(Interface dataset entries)
"""
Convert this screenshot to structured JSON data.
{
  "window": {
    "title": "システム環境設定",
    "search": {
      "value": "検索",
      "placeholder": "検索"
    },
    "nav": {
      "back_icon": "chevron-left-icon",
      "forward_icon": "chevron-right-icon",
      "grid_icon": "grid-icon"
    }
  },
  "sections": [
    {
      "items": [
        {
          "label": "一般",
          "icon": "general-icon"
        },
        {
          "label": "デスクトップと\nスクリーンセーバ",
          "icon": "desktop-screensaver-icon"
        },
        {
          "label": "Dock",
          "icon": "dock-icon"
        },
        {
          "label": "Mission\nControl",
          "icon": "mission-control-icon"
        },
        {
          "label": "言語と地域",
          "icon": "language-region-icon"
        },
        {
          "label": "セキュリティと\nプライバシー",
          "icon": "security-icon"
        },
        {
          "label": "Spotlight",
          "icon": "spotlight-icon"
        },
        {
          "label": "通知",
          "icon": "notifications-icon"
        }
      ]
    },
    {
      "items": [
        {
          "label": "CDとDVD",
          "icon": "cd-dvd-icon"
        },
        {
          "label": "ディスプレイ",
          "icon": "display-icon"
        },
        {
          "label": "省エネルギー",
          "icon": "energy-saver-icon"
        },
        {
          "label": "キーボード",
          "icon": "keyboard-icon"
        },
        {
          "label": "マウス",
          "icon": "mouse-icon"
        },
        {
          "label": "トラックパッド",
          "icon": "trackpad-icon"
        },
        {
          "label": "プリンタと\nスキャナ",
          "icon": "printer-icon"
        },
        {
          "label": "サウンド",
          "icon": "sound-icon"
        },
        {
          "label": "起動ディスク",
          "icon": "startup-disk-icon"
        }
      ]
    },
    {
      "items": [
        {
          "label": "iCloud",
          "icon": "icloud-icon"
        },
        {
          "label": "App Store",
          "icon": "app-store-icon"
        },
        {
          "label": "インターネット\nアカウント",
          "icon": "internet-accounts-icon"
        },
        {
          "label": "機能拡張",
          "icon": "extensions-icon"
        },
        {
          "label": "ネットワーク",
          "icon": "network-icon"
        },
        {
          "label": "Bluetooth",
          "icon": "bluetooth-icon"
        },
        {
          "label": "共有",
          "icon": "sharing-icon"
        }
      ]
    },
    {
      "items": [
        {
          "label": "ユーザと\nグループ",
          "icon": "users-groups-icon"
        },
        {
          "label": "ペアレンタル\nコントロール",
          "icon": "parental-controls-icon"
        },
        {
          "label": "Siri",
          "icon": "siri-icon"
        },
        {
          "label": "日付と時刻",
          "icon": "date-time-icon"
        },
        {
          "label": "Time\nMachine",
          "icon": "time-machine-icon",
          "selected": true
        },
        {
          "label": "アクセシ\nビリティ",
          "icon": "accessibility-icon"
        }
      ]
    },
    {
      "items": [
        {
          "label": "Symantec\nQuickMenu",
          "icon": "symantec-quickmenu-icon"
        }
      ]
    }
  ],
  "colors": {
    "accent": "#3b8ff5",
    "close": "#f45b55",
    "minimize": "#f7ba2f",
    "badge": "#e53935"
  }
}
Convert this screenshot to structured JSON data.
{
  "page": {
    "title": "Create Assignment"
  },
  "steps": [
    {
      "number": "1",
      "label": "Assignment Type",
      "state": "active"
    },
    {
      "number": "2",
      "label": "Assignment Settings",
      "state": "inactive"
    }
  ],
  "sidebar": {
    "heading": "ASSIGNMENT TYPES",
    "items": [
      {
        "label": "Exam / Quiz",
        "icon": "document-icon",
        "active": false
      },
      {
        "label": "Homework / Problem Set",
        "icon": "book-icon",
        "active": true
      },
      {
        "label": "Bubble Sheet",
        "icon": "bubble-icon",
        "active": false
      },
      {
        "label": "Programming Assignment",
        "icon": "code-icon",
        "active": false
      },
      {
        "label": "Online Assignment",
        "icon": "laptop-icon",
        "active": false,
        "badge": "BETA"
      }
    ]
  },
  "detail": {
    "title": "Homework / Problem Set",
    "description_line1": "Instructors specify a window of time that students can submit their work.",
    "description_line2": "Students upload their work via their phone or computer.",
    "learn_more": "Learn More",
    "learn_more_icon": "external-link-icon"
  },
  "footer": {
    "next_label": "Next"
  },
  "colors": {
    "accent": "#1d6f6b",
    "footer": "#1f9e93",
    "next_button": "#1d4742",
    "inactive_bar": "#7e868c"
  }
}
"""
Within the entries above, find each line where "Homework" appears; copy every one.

Exercise result
        "label": "Homework / Problem Set",
    "title": "Homework / Problem Set",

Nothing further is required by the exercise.